Before I bought my new lens I was struggling with the idea whether or not I should add another variable element to my way of working. I had a set of lenses for my Canon, and just sold most of them. More lenses, more choices… less simplicity, greater confusion and loss of focus on the task at hand. Then I realised that my considerations towards lens choice were not based on the right assumptions. A few days later I came across the above quote and it all made sense to me again.

In the past I based my choice of lens on something external – the subject. For example, the kind of subject, its size would dictate what equipment I would need to capture it. I started to really dislike changing lenses while facing a situation. It felt like an inappropriate burden, chasing after something, although I am not sure what. Standing there and trying to accommodate what is in front of the lens while juggling focal lengths does not seem the right thing to do. Unless you are a professional on an assignment of course, but that is a completely different set of deliverables compared to the amateur or artist.

So he is right: it is just about keeping things interesting, for yourself. It is a mind game after all, and this is just one of the cheap tricks. So what I do now is to pick a lens that I feel like working with for the day or so and let me work the situations I encounter with that setup. This is completely different, and surprisingly liberating.

No preconceptions

The title of this post is a quasi-quote from the artist and legendary street photographer Garry Winogrand. It has become my main mantra of late, not only about photographic matters, but about life in general. It is a very difficult objective to keep an open mind, especially since I think that the interpretation of experiences and resulting conceptions are very closely bound to human nature, a natural way to make us feel emotionally safer. Brands and advertising, for example, exploit this longing for familiarity and make us reach out for packaging and colours we have seen before.

In itself, there is nothing wrong with this. However, there are certain times, if not most of the time, where we should be self-aware of our preconceptions, if only to prevent us to become easy prey for stereotypes and prejudices, positive and negative. Maybe we have heard something similar several times from from different sources. Or we have heard fractions of facts and our creative mind tries filling in the gaps. The purpose of this is to help making sense of the world in one way or the other, if only temporary.
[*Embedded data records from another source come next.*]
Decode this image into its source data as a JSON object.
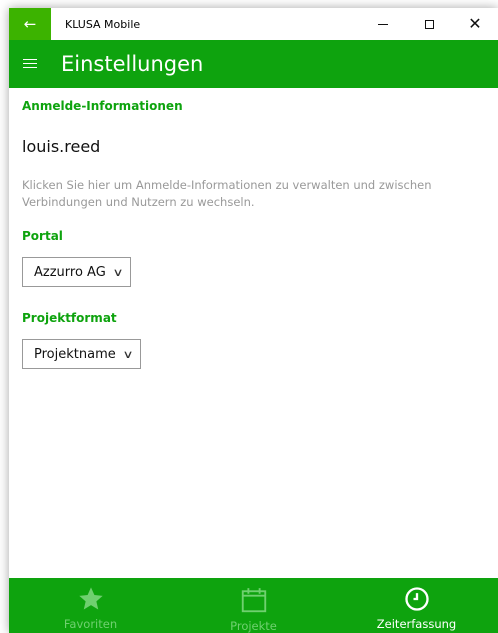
{
  "window": {
    "title": "KLUSA Mobile",
    "back_icon": "arrow-left-icon",
    "close_glyph": "✕"
  },
  "header": {
    "menu_icon": "hamburger-icon",
    "title": "Einstellungen"
  },
  "credentials": {
    "heading": "Anmelde-Informationen",
    "username": "louis.reed",
    "hint": "Klicken Sie hier um Anmelde-Informationen zu verwalten und zwischen Verbindungen und Nutzern zu wechseln."
  },
  "portal": {
    "heading": "Portal",
    "selected": "Azzurro AG"
  },
  "project_format": {
    "heading": "Projektformat",
    "selected": "Projektname"
  },
  "bottom_nav": {
    "items": [
      {
        "label": "Favoriten",
        "icon": "star-icon",
        "active": false
      },
      {
        "label": "Projekte",
        "icon": "calendar-icon",
        "active": false
      },
      {
        "label": "Zeiterfassung",
        "icon": "clock-icon",
        "active": true
      }
    ]
  },
  "colors": {
    "brand_green": "#0ea30e",
    "back_button_green": "#3cb300",
    "hint_gray": "#999999",
    "inactive_nav": "#6fd06f"
  }
}
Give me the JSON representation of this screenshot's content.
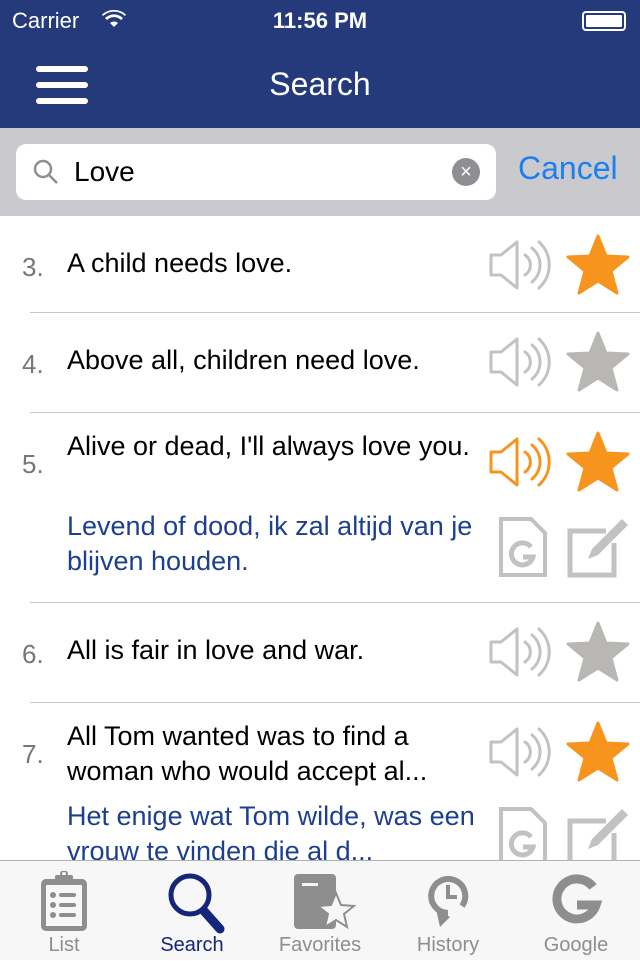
{
  "status": {
    "carrier": "Carrier",
    "time": "11:56 PM"
  },
  "nav": {
    "title": "Search"
  },
  "search": {
    "value": "Love",
    "cancel": "Cancel"
  },
  "colors": {
    "nav": "#253a7a",
    "accent": "#f7941d",
    "translation": "#1d3f8f",
    "tab_active": "#14267a"
  },
  "results": [
    {
      "num": "3.",
      "text": "A child needs love.",
      "favorite": true,
      "playing": false
    },
    {
      "num": "4.",
      "text": "Above all, children need love.",
      "favorite": false,
      "playing": false
    },
    {
      "num": "5.",
      "text": "Alive or dead, I'll always love you.",
      "translation": "Levend of dood, ik zal altijd van je blijven houden.",
      "favorite": true,
      "playing": true
    },
    {
      "num": "6.",
      "text": "All is fair in love and war.",
      "favorite": false,
      "playing": false
    },
    {
      "num": "7.",
      "text": "All Tom wanted was to find a woman who would accept al...",
      "translation": "Het enige wat Tom wilde, was een vrouw te vinden die al d...",
      "favorite": true,
      "playing": false
    }
  ],
  "tabs": [
    {
      "label": "List",
      "icon": "clipboard-list-icon"
    },
    {
      "label": "Search",
      "icon": "magnifier-icon",
      "active": true
    },
    {
      "label": "Favorites",
      "icon": "book-star-icon"
    },
    {
      "label": "History",
      "icon": "clock-history-icon"
    },
    {
      "label": "Google",
      "icon": "google-g-icon"
    }
  ]
}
Would we feel the full effect of knowing that we know nothing, we would probably go crazy.

It is in this period of thought, where an email from a friend reaches me, and I am surprised that it discusses a very similar thought that I have been having and have recently articulated in an article for the German-Japanese Society of my hometown. Many people think of Japan by imagining sushi, temples, geishas and other “typical” things. While of course these things exist here, they by no means represent Japanese culture. In fact, I think they are rather offensive as they simplify and distort reality.

In my photos I am trying to show aspects of daily Japanese life, any and all aspects I personally come across. And even though I am not trying to exclude sushi, temples and geishas, unlike others I am also not looking for them. I capture what presents itself to me, and those obvious Japanese things are just several of many, many other things that make up the puzzle of this country. I can’t say I have succeeded, but just like they say in British news when they don’t know for sure: “The Police are keeping an open mind.”

I am quoting – with permission from the author – an article written for Tibetan Review:

Shattering the Shangri-La Stereotype: Tibetans re-branded
Continue reading No preconceptions